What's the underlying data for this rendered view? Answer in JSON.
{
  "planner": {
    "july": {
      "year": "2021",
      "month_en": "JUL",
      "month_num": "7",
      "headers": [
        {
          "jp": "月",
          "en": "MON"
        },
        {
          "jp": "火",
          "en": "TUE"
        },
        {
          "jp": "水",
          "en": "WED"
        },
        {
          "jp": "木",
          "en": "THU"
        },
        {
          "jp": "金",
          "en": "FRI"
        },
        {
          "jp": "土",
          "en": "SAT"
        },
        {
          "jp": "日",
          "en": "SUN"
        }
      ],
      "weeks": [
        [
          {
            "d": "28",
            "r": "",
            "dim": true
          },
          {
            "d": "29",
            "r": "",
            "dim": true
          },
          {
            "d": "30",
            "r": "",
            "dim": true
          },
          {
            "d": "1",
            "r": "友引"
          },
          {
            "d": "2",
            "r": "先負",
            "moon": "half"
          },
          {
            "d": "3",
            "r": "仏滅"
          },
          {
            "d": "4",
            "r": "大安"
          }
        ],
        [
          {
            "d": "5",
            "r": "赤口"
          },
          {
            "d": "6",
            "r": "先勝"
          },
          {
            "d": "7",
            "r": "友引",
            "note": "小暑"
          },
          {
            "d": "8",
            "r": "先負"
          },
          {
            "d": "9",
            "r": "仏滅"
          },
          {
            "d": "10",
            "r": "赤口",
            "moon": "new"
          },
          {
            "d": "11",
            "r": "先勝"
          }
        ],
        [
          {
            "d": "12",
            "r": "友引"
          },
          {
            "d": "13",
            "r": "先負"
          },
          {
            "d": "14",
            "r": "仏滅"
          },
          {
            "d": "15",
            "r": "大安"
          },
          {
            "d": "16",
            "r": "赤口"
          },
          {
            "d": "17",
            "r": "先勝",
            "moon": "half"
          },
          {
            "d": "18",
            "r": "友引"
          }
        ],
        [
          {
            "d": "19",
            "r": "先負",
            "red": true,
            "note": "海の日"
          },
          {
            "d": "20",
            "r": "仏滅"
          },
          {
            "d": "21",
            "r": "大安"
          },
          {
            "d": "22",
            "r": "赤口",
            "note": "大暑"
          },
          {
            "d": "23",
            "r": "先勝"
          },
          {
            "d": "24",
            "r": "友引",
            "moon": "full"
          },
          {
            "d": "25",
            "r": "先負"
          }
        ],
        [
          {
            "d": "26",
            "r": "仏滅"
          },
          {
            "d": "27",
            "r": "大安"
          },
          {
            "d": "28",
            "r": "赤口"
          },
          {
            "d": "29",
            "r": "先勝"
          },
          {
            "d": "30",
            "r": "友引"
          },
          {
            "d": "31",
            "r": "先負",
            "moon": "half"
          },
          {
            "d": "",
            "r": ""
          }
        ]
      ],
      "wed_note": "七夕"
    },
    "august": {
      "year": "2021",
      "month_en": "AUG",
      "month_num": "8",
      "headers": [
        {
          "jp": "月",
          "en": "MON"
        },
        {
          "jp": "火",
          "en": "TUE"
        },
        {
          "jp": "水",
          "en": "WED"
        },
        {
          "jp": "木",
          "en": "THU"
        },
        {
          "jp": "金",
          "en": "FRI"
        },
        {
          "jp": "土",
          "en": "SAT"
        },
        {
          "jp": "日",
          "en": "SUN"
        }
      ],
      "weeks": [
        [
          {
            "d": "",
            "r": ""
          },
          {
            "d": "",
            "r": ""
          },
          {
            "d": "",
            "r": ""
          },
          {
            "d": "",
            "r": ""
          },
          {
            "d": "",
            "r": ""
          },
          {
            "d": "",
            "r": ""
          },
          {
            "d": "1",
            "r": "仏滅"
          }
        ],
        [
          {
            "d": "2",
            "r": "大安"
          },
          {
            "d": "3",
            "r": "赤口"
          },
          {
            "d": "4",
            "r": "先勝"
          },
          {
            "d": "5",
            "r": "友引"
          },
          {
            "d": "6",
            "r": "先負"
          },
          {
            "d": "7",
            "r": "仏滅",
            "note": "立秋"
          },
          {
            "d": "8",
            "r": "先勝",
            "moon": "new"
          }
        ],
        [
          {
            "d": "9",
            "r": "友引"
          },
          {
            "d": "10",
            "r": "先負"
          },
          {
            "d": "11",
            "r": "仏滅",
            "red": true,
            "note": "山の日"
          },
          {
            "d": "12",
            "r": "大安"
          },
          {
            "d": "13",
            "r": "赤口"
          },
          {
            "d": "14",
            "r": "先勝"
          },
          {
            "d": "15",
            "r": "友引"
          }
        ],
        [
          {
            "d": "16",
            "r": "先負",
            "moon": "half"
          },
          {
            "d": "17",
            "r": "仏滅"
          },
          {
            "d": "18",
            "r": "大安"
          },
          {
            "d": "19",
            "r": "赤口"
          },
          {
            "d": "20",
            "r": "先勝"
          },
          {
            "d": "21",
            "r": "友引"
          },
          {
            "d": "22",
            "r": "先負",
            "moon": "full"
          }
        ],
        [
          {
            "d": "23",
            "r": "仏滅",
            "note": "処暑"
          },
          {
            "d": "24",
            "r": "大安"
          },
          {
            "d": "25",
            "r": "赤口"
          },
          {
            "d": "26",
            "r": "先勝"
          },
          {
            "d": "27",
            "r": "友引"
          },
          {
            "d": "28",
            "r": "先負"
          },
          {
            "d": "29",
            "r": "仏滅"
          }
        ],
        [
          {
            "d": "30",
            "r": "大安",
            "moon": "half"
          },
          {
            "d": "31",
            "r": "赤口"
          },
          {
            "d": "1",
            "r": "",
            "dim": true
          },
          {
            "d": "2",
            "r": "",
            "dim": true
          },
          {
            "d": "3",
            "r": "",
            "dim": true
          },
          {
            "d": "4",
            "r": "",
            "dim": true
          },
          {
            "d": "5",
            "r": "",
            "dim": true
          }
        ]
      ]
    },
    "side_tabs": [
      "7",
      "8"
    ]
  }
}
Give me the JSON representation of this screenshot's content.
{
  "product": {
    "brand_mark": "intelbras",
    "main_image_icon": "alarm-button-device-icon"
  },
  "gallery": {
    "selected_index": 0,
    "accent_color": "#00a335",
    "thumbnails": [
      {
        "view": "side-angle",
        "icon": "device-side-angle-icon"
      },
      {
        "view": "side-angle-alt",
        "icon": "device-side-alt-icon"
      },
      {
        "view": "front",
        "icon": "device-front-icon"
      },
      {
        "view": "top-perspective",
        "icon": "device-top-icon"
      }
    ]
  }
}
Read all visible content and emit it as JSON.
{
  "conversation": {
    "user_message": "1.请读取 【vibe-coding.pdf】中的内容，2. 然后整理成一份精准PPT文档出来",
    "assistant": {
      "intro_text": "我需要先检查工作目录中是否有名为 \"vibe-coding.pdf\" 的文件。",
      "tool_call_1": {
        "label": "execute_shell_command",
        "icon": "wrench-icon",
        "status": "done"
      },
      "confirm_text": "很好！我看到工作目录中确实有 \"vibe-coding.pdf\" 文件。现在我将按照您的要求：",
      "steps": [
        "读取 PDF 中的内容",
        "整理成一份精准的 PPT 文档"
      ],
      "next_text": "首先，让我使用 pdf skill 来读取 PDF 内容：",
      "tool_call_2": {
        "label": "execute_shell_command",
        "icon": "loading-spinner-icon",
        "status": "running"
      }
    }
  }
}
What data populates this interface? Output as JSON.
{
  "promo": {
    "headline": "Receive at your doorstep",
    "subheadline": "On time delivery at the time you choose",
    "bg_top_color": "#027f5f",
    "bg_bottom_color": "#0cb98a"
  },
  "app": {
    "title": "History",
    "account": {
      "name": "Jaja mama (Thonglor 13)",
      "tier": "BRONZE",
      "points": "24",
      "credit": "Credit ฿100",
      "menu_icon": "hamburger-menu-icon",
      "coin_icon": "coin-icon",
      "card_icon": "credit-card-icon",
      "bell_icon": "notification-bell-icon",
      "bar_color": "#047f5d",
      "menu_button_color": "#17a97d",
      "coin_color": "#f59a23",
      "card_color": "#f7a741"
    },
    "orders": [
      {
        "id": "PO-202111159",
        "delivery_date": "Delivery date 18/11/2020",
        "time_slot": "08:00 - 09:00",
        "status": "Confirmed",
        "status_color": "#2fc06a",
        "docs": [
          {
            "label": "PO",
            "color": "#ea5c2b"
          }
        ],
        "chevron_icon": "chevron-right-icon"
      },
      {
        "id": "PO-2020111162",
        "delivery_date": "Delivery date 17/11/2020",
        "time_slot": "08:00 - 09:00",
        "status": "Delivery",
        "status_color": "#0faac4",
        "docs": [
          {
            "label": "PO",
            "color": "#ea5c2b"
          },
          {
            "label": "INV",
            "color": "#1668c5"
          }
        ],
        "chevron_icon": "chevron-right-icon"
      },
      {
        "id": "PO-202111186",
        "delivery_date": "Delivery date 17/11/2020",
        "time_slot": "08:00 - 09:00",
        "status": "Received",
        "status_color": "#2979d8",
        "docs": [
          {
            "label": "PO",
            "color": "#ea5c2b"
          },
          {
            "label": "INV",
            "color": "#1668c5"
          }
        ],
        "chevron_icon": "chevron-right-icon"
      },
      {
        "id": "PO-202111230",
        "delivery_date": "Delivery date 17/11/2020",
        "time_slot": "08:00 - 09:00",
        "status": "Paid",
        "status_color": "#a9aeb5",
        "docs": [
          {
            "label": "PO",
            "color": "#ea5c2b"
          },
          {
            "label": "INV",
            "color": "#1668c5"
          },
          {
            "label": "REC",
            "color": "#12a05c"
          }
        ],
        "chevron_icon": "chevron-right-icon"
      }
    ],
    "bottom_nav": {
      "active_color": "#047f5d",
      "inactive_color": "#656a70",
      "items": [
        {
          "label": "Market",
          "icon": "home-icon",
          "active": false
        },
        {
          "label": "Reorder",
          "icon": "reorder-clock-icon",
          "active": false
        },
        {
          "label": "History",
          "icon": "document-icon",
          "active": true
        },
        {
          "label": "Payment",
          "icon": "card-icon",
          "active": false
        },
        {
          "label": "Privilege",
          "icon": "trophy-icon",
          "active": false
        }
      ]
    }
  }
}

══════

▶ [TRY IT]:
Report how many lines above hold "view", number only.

▶ [SOLUTION TO THIS EXERCISE]:
5